YOUR ASSIGNMENT: For this exercise, write out each entry below exactly as it reads.

INPUT FOR THIS TASK:
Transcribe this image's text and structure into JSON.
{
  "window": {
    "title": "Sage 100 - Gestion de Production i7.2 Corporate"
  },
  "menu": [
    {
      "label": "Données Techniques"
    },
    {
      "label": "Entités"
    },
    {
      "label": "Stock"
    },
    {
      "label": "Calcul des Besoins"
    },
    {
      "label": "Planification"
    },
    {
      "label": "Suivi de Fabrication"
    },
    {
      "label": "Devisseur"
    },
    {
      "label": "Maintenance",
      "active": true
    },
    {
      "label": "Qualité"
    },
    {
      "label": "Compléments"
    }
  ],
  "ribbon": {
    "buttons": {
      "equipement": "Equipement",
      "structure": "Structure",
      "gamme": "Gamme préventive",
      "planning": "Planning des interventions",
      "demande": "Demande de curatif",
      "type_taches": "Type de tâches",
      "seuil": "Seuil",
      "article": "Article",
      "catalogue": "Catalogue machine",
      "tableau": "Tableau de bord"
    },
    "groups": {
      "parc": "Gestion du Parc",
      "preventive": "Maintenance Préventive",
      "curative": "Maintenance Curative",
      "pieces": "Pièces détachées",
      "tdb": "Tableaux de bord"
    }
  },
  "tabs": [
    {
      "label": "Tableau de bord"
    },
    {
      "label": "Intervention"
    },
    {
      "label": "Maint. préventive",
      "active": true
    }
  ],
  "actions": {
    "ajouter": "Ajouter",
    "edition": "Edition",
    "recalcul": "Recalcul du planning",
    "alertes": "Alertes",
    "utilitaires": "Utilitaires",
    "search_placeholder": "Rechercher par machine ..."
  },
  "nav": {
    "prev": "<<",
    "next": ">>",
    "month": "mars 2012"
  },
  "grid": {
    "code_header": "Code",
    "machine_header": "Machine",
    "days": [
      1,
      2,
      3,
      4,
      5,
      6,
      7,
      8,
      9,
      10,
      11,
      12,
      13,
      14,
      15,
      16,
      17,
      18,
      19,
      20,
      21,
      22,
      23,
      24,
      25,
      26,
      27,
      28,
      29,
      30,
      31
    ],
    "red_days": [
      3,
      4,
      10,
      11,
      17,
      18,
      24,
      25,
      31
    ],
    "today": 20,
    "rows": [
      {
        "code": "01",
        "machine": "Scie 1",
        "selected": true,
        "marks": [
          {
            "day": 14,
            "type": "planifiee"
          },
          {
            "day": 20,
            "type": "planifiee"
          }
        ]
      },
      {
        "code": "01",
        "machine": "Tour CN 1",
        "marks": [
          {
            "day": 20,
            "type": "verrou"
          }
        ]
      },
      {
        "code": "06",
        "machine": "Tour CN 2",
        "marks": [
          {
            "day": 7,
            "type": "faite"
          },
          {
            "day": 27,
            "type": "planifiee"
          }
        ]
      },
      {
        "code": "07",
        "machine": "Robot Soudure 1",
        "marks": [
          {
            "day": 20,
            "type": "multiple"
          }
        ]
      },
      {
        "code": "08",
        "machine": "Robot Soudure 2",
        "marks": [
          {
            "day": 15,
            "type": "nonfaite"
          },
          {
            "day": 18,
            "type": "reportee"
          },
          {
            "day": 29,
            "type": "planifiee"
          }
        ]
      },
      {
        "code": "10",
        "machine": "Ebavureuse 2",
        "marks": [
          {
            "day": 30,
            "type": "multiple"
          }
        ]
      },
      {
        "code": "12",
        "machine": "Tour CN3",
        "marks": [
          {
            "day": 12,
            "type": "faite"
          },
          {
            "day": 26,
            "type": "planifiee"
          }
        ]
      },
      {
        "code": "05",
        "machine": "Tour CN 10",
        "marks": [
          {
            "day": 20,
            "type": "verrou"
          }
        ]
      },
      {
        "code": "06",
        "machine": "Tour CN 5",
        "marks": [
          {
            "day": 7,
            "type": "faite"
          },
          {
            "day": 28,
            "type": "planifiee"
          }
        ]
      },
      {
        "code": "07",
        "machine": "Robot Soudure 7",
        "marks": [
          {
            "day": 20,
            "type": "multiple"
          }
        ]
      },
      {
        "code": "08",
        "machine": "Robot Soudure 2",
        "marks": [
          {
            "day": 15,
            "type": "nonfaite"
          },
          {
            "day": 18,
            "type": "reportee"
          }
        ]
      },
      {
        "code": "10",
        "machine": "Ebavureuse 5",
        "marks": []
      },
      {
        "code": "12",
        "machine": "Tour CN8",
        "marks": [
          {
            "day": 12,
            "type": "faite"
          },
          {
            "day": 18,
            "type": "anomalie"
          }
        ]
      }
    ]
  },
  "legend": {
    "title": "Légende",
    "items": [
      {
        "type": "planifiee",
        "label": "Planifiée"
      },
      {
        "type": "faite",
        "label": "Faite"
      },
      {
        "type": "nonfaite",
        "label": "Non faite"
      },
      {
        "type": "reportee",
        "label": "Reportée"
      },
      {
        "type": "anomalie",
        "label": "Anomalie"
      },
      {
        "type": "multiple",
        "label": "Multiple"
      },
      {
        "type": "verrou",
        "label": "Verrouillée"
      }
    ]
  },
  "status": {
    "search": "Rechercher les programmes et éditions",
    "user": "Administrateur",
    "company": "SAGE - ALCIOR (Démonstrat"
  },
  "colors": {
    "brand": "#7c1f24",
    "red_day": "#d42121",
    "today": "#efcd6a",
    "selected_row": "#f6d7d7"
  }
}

WRITTEN RESPONSE:
Transcribe this image's text and structure into JSON.
{
  "window": {
    "title": "Sage 100 - Gestion de Production i7.2 Corporate"
  },
  "menu": [
    {
      "label": "Données Techniques"
    },
    {
      "label": "Entités"
    },
    {
      "label": "Stock"
    },
    {
      "label": "Calcul des Besoins"
    },
    {
      "label": "Planification"
    },
    {
      "label": "Suivi de Fabrication"
    },
    {
      "label": "Devisseur"
    },
    {
      "label": "Maintenance",
      "active": true
    },
    {
      "label": "Qualité"
    },
    {
      "label": "Compléments"
    }
  ],
  "ribbon": {
    "buttons": {
      "equipement": "Equipement",
      "structure": "Structure",
      "gamme": "Gamme préventive",
      "planning": "Planning des interventions",
      "demande": "Demande de curatif",
      "type_taches": "Type de tâches",
      "seuil": "Seuil",
      "article": "Article",
      "catalogue": "Catalogue machine",
      "tableau": "Tableau de bord"
    },
    "groups": {
      "parc": "Gestion du Parc",
      "preventive": "Maintenance Préventive",
      "curative": "Maintenance Curative",
      "pieces": "Pièces détachées",
      "tdb": "Tableaux de bord"
    }
  },
  "tabs": [
    {
      "label": "Tableau de bord"
    },
    {
      "label": "Intervention"
    },
    {
      "label": "Maint. préventive",
      "active": true
    }
  ],
  "actions": {
    "ajouter": "Ajouter",
    "edition": "Edition",
    "recalcul": "Recalcul du planning",
    "alertes": "Alertes",
    "utilitaires": "Utilitaires",
    "search_placeholder": "Rechercher par machine ..."
  },
  "nav": {
    "prev": "<<",
    "next": ">>",
    "month": "mars 2012"
  },
  "grid": {
    "code_header": "Code",
    "machine_header": "Machine",
    "days": [
      1,
      2,
      3,
      4,
      5,
      6,
      7,
      8,
      9,
      10,
      11,
      12,
      13,
      14,
      15,
      16,
      17,
      18,
      19,
      20,
      21,
      22,
      23,
      24,
      25,
      26,
      27,
      28,
      29,
      30,
      31
    ],
    "red_days": [
      3,
      4,
      10,
      11,
      17,
      18,
      24,
      25,
      31
    ],
    "today": 20,
    "rows": [
      {
        "code": "01",
        "machine": "Scie 1",
        "selected": true,
        "marks": [
          {
            "day": 14,
            "type": "planifiee"
          },
          {
            "day": 20,
            "type": "planifiee"
          }
        ]
      },
      {
        "code": "01",
        "machine": "Tour CN 1",
        "marks": [
          {
            "day": 20,
            "type": "verrou"
          }
        ]
      },
      {
        "code": "06",
        "machine": "Tour CN 2",
        "marks": [
          {
            "day": 7,
            "type": "faite"
          },
          {
            "day": 27,
            "type": "planifiee"
          }
        ]
      },
      {
        "code": "07",
        "machine": "Robot Soudure 1",
        "marks": [
          {
            "day": 20,
            "type": "multiple"
          }
        ]
      },
      {
        "code": "08",
        "machine": "Robot Soudure 2",
        "marks": [
          {
            "day": 15,
            "type": "nonfaite"
          },
          {
            "day": 18,
            "type": "reportee"
          },
          {
            "day": 29,
            "type": "planifiee"
          }
        ]
      },
      {
        "code": "10",
        "machine": "Ebavureuse 2",
        "marks": [
          {
            "day": 30,
            "type": "multiple"
          }
        ]
      },
      {
        "code": "12",
        "machine": "Tour CN3",
        "marks": [
          {
            "day": 12,
            "type": "faite"
          },
          {
            "day": 26,
            "type": "planifiee"
          }
        ]
      },
      {
        "code": "05",
        "machine": "Tour CN 10",
        "marks": [
          {
            "day": 20,
            "type": "verrou"
          }
        ]
      },
      {
        "code": "06",
        "machine": "Tour CN 5",
        "marks": [
          {
            "day": 7,
            "type": "faite"
          },
          {
            "day": 28,
            "type": "planifiee"
          }
        ]
      },
      {
        "code": "07",
        "machine": "Robot Soudure 7",
        "marks": [
          {
            "day": 20,
            "type": "multiple"
          }
        ]
      },
      {
        "code": "08",
        "machine": "Robot Soudure 2",
        "marks": [
          {
            "day": 15,
            "type": "nonfaite"
          },
          {
            "day": 18,
            "type": "reportee"
          }
        ]
      },
      {
        "code": "10",
        "machine": "Ebavureuse 5",
        "marks": []
      },
      {
        "code": "12",
        "machine": "Tour CN8",
        "marks": [
          {
            "day": 12,
            "type": "faite"
          },
          {
            "day": 18,
            "type": "anomalie"
          }
        ]
      }
    ]
  },
  "legend": {
    "title": "Légende",
    "items": [
      {
        "type": "planifiee",
        "label": "Planifiée"
      },
      {
        "type": "faite",
        "label": "Faite"
      },
      {
        "type": "nonfaite",
        "label": "Non faite"
      },
      {
        "type": "reportee",
        "label": "Reportée"
      },
      {
        "type": "anomalie",
        "label": "Anomalie"
      },
      {
        "type": "multiple",
        "label": "Multiple"
      },
      {
        "type": "verrou",
        "label": "Verrouillée"
      }
    ]
  },
  "status": {
    "search": "Rechercher les programmes et éditions",
    "user": "Administrateur",
    "company": "SAGE - ALCIOR (Démonstrat"
  },
  "colors": {
    "brand": "#7c1f24",
    "red_day": "#d42121",
    "today": "#efcd6a",
    "selected_row": "#f6d7d7"
  }
}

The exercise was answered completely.